> _Activity_
Please return every line in the entries below with the word "kind" in it.

> _Records shown_
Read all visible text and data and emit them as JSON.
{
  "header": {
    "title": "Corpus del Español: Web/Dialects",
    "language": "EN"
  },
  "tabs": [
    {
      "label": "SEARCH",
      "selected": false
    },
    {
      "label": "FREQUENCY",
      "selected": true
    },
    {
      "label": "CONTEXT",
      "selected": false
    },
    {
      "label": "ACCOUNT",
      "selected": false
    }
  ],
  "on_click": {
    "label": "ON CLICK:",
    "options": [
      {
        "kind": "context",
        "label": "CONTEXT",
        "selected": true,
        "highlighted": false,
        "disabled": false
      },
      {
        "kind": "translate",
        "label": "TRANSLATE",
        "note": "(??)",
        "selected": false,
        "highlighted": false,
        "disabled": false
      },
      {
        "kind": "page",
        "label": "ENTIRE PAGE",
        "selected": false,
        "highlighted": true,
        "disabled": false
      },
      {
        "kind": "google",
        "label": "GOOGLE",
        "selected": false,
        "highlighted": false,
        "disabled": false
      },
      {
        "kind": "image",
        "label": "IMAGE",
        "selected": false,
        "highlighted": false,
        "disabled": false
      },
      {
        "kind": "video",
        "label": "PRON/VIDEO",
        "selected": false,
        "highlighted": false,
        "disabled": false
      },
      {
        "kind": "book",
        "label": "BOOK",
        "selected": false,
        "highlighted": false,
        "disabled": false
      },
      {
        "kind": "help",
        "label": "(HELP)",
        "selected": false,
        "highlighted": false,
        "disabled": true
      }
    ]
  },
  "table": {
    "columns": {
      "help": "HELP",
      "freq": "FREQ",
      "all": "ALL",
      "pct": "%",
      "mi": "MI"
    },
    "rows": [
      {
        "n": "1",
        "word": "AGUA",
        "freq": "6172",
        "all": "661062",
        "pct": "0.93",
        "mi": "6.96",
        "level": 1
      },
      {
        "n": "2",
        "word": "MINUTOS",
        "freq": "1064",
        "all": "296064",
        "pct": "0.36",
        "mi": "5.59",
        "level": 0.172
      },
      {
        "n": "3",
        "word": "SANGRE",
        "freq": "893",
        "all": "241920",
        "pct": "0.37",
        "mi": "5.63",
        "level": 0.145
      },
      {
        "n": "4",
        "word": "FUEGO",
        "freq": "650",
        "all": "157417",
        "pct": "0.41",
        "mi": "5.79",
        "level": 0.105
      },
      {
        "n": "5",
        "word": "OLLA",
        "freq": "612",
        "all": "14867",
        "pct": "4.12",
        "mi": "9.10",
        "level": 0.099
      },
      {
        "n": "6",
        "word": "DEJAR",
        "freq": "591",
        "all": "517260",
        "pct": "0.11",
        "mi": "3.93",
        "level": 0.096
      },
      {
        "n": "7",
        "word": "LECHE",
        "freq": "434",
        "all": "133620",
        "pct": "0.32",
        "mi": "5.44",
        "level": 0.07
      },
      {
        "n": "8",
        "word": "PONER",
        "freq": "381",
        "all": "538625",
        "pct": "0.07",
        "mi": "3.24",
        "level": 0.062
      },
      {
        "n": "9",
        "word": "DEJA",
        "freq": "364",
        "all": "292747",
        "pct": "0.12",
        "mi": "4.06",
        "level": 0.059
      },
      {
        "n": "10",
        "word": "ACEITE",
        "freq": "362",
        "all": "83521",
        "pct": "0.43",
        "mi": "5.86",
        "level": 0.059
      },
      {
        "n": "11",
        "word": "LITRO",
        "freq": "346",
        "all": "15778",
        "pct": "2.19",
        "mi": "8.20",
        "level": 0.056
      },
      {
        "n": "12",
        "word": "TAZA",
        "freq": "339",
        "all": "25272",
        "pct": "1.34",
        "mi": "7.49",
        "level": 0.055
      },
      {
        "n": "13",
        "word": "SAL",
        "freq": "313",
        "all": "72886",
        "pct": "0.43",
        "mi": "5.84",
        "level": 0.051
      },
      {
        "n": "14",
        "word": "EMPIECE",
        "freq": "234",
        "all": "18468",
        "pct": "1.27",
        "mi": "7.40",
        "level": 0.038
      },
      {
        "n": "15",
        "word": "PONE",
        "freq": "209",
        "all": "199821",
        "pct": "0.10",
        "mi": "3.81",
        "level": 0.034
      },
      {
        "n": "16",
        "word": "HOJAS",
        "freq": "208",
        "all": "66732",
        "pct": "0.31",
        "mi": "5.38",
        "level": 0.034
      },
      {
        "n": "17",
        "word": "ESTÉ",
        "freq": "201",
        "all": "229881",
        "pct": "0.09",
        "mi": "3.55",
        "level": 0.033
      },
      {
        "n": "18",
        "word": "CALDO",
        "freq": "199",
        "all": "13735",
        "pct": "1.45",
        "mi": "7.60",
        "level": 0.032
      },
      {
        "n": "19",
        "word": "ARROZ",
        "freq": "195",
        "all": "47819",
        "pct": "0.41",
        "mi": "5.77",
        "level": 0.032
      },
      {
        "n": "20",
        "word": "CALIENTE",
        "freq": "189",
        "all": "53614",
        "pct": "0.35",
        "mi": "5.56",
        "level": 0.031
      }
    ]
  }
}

> _Response area_
        "kind": "context",
        "kind": "translate",
        "kind": "page",
        "kind": "google",
        "kind": "image",
        "kind": "video",
        "kind": "book",
        "kind": "help",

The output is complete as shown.